## [Task brief]
Every line containing the string "Empresas" should be returned from the records.

## [Provided information]
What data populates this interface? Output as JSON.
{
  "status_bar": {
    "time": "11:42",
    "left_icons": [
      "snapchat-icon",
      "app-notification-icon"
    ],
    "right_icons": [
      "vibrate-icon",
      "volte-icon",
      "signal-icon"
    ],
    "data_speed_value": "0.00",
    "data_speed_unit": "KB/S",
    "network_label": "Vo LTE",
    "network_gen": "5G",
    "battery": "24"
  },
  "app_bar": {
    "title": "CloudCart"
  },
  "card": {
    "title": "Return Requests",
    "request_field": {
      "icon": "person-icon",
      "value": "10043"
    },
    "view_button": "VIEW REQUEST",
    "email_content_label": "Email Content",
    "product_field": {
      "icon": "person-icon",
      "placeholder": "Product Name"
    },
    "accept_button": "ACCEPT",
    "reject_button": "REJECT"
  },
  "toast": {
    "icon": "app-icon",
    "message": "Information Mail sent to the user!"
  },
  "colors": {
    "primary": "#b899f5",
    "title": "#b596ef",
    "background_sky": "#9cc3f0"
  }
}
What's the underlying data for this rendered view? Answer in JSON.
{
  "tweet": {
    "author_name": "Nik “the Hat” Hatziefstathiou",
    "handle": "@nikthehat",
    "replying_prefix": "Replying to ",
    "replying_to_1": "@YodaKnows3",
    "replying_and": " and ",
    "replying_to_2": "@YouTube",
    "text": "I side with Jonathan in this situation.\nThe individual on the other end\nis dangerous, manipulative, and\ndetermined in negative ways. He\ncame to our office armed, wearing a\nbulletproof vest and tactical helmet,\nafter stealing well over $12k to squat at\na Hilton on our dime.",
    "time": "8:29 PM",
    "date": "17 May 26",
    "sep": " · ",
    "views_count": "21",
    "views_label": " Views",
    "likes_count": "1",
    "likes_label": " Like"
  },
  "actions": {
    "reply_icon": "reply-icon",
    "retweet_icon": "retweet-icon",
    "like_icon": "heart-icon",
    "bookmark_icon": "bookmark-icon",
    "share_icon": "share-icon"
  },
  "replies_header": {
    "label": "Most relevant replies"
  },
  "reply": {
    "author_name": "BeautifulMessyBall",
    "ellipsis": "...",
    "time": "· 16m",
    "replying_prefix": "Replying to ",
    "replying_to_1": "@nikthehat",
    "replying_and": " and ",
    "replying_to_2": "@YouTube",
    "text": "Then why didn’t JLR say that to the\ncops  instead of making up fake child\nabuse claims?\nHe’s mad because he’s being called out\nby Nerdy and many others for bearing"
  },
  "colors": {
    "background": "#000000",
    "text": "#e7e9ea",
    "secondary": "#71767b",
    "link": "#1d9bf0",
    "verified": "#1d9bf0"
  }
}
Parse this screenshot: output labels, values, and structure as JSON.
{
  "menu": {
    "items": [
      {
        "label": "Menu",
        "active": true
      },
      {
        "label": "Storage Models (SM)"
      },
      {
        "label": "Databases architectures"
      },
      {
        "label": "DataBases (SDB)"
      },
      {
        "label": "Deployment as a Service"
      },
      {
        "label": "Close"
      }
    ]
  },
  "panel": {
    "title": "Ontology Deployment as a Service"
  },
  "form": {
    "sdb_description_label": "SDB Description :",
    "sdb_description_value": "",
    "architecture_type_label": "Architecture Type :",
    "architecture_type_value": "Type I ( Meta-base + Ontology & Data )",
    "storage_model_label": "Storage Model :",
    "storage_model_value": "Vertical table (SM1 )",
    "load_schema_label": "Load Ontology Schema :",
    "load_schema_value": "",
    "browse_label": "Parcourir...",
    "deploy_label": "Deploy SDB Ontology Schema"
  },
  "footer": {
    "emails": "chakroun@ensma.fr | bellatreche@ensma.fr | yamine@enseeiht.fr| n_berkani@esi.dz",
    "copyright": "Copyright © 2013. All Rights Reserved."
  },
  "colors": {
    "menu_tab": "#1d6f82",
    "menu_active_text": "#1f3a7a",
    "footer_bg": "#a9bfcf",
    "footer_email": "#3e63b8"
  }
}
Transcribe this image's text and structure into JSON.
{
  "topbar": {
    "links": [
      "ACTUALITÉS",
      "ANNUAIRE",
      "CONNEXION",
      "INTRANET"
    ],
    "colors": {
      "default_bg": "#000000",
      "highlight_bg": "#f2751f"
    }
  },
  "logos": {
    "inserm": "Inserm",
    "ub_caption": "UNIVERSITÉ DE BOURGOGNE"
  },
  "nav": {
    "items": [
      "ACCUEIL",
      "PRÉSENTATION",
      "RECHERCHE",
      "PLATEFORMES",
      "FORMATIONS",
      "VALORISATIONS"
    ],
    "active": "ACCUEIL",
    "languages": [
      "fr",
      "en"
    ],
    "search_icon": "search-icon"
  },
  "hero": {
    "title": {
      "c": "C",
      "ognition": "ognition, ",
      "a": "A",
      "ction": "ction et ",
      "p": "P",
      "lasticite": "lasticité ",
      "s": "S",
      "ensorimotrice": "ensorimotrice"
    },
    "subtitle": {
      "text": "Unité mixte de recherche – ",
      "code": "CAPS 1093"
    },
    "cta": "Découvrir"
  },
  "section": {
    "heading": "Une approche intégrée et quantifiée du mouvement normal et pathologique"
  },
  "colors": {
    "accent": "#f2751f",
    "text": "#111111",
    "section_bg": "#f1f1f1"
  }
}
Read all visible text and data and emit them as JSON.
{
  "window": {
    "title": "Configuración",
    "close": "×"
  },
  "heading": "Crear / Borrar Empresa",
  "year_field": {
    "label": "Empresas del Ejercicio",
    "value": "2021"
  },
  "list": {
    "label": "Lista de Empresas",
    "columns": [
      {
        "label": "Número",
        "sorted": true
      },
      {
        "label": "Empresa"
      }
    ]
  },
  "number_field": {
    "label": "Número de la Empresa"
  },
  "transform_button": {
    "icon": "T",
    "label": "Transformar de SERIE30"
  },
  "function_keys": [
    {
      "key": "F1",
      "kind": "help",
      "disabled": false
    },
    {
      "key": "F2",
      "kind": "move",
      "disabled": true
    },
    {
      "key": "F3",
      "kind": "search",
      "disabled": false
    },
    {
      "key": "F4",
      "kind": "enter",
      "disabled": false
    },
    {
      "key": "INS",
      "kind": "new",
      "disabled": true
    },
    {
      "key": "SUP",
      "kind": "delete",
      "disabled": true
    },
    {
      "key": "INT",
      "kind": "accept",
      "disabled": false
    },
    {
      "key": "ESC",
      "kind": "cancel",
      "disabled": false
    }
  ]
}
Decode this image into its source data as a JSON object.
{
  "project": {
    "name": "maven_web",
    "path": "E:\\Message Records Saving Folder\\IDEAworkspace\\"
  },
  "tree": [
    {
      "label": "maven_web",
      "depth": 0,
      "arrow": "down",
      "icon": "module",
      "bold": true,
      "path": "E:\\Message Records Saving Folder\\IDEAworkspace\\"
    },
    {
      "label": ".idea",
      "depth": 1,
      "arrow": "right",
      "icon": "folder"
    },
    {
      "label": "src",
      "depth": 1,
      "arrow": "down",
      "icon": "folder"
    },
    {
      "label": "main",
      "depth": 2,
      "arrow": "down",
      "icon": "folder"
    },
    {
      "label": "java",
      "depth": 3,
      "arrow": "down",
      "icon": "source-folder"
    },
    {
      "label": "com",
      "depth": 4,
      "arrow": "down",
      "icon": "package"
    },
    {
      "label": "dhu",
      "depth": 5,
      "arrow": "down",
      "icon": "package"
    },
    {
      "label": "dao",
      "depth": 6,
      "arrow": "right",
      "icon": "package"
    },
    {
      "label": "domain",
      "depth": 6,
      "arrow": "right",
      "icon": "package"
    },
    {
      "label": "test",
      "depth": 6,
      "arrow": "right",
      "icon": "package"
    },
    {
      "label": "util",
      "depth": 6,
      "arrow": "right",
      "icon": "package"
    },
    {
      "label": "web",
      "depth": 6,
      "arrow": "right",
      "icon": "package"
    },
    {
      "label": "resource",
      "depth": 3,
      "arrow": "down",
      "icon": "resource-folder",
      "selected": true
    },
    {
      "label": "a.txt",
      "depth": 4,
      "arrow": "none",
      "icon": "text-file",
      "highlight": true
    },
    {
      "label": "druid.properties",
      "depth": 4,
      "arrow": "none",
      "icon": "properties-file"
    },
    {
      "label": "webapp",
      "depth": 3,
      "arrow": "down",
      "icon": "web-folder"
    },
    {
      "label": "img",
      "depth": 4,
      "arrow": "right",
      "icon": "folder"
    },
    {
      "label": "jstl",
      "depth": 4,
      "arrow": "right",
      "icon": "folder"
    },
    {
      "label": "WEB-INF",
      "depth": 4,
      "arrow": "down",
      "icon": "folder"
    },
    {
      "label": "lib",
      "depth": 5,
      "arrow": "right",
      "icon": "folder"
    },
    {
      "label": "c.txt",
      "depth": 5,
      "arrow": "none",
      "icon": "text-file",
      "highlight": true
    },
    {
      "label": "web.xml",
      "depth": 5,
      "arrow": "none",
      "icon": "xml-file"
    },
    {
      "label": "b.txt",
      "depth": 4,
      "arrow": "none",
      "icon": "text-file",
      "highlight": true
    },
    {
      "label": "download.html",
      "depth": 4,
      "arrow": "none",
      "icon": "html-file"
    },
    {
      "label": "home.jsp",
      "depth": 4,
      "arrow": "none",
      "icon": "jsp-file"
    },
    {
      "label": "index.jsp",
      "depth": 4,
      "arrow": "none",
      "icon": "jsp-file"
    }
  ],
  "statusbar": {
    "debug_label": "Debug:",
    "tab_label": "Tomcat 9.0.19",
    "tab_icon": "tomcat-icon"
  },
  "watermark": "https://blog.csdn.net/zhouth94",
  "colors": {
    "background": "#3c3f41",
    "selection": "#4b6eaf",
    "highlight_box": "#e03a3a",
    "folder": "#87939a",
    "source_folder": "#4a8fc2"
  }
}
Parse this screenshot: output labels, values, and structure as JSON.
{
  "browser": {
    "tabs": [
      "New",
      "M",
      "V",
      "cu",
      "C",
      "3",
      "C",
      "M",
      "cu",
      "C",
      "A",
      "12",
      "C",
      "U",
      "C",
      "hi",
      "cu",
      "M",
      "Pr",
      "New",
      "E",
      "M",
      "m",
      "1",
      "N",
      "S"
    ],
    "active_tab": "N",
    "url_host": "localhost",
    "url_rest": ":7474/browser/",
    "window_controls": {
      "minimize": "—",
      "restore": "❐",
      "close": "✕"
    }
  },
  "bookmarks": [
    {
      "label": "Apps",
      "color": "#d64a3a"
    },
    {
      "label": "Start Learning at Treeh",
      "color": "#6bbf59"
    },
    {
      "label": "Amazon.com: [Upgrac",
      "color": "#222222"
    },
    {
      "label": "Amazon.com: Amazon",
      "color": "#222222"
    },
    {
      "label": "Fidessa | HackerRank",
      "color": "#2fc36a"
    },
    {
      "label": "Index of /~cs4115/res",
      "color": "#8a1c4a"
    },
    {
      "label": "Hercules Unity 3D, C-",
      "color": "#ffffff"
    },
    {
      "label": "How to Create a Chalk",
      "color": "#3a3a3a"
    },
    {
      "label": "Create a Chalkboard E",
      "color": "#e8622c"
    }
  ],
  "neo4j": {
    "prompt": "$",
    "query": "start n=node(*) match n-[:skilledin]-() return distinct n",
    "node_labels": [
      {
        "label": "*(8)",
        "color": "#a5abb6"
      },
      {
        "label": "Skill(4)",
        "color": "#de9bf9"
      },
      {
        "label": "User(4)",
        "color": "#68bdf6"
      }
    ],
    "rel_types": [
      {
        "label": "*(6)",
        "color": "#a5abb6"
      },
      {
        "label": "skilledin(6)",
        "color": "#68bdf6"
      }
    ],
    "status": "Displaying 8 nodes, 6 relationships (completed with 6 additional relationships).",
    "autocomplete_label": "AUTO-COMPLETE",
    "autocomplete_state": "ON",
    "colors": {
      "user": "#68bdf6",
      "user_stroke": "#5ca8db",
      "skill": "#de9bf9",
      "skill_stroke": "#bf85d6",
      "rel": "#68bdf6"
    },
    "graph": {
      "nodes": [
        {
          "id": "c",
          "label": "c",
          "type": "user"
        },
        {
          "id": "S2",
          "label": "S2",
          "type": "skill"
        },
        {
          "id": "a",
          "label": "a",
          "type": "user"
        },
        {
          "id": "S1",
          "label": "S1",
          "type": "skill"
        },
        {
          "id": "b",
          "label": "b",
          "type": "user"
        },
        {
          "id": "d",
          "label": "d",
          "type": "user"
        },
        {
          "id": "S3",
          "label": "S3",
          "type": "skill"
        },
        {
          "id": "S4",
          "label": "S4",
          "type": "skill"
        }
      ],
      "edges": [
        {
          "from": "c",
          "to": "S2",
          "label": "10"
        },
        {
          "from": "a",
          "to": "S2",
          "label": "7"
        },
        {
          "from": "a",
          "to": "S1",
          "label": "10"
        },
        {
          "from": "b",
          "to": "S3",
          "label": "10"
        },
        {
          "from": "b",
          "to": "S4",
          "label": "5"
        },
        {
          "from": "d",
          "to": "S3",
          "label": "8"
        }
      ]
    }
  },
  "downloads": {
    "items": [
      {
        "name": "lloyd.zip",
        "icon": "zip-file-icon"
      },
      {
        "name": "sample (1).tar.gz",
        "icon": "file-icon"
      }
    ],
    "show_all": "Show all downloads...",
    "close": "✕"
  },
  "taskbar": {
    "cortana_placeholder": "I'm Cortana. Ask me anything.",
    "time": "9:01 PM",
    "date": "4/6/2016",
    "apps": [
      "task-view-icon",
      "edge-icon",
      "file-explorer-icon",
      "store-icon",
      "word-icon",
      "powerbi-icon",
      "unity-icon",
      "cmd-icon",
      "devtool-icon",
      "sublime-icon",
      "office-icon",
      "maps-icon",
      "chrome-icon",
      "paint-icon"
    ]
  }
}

## [Output of the exercise]
    "label": "Empresas del Ejercicio",
    "label": "Lista de Empresas",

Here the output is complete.